The birth of my son, Aiden. When he was born, everything seemed to slow down. But the irony was that whenever I spent some time away, due to a work trip or something, I ended up missing a lot. During the time that I was gone, my son had learned something new, some new expression or saying. And I realized that when I miss even a moment, I miss a lot–with Aiden, and with the rest of my life, and I don’t want to miss a thing.
So I wrote this book about the moments we tend to miss, about the times in between the milestones in our lives — and how those just might be the most important parts of life.
The subtitle of the book is Embracing the Tension Between Now and the Next Big Thing. Again, that’s counter to what we learn. Usually we want to let go of tension. You want us to embrace it. What do you mean and how do you do it?
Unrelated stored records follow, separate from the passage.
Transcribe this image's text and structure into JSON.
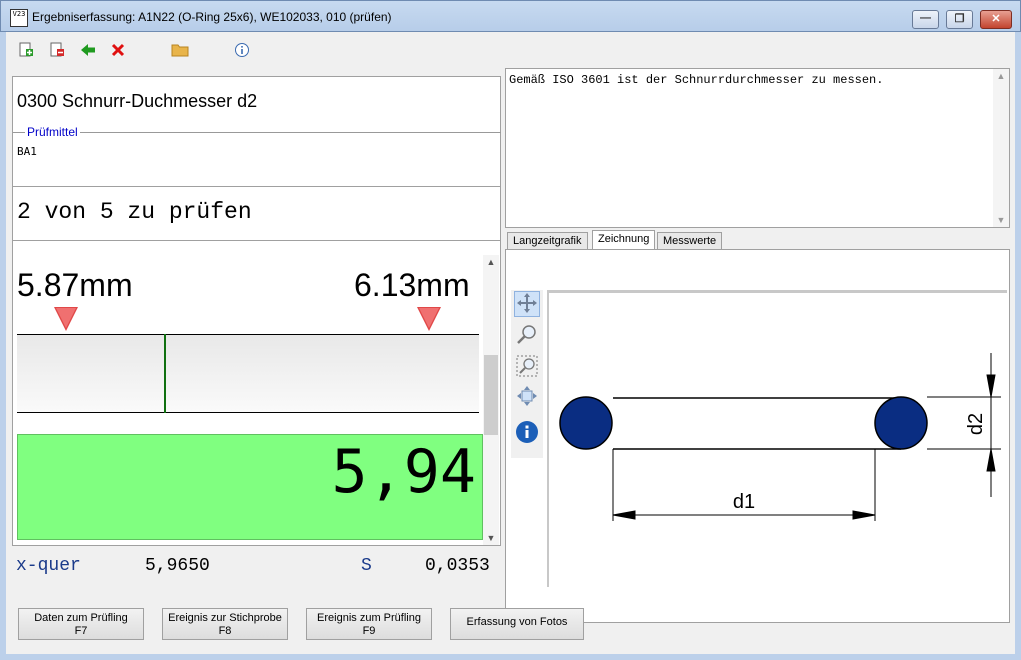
{
  "window": {
    "icon_text": "V23",
    "title": "Ergebniserfassung: A1N22 (O-Ring 25x6), WE102033, 010 (prüfen)",
    "minimize_glyph": "—",
    "maximize_glyph": "❐",
    "close_glyph": "✕"
  },
  "toolbar": {
    "icons": [
      "add-icon",
      "remove-icon",
      "back-arrow-icon",
      "delete-icon",
      "folder-icon",
      "info-icon"
    ]
  },
  "characteristic": {
    "title": "0300 Schnurr-Duchmesser d2",
    "pruefmittel_label": "Prüfmittel",
    "pruefmittel_value": "BA1",
    "progress_text": "2 von 5 zu prüfen",
    "lower_limit": "5.87mm",
    "upper_limit": "6.13mm",
    "measured_value": "5,94"
  },
  "stats": {
    "xbar_label": "x-quer",
    "xbar_value": "5,9650",
    "s_label": "S",
    "s_value": "0,0353"
  },
  "note": {
    "text": "Gemäß ISO 3601 ist der Schnurrdurchmesser zu messen."
  },
  "tabs": [
    {
      "label": "Langzeitgrafik",
      "active": false
    },
    {
      "label": "Zeichnung",
      "active": true
    },
    {
      "label": "Messwerte",
      "active": false
    }
  ],
  "drawing": {
    "d1_label": "d1",
    "d2_label": "d2",
    "accent_color": "#0a2d82"
  },
  "buttons": {
    "daten_line1": "Daten zum Prüfling",
    "daten_line2": "F7",
    "stichprobe_line1": "Ereignis zur Stichprobe",
    "stichprobe_line2": "F8",
    "pruefling_line1": "Ereignis zum Prüfling",
    "pruefling_line2": "F9",
    "fotos": "Erfassung von Fotos"
  }
}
Tension is inevitable. It’s part of our lives. Either, we learn to embrace it or deny its reality. But the fact that there are slower, less exciting times of life is a reality; what we do with those times is what makes our lives interesting… or not.